**Exercise instructions:** Look through the listing and locate every line containing the word "text"; copy those lines.

**Provided data:**
★ ★ ★

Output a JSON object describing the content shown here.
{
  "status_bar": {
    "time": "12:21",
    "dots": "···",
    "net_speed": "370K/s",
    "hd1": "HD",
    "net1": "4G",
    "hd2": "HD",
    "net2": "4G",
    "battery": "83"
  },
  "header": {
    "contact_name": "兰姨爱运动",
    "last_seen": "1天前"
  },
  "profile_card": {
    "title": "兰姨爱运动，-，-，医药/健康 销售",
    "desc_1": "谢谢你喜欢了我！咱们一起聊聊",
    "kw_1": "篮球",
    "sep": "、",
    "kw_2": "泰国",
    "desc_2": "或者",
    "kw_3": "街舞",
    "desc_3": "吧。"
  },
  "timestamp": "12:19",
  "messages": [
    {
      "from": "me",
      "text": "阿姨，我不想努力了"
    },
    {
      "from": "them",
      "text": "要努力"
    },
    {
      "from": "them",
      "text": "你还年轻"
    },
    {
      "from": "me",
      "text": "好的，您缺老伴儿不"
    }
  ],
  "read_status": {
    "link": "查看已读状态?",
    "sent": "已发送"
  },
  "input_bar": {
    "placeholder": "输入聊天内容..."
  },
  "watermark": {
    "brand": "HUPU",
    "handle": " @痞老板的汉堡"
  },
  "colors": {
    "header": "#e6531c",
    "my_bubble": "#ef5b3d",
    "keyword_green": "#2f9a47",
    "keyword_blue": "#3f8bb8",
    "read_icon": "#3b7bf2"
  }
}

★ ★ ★

**Written answer:**
      "text": "阿姨，我不想努力了"
      "text": "要努力"
      "text": "你还年轻"
      "text": "好的，您缺老伴儿不"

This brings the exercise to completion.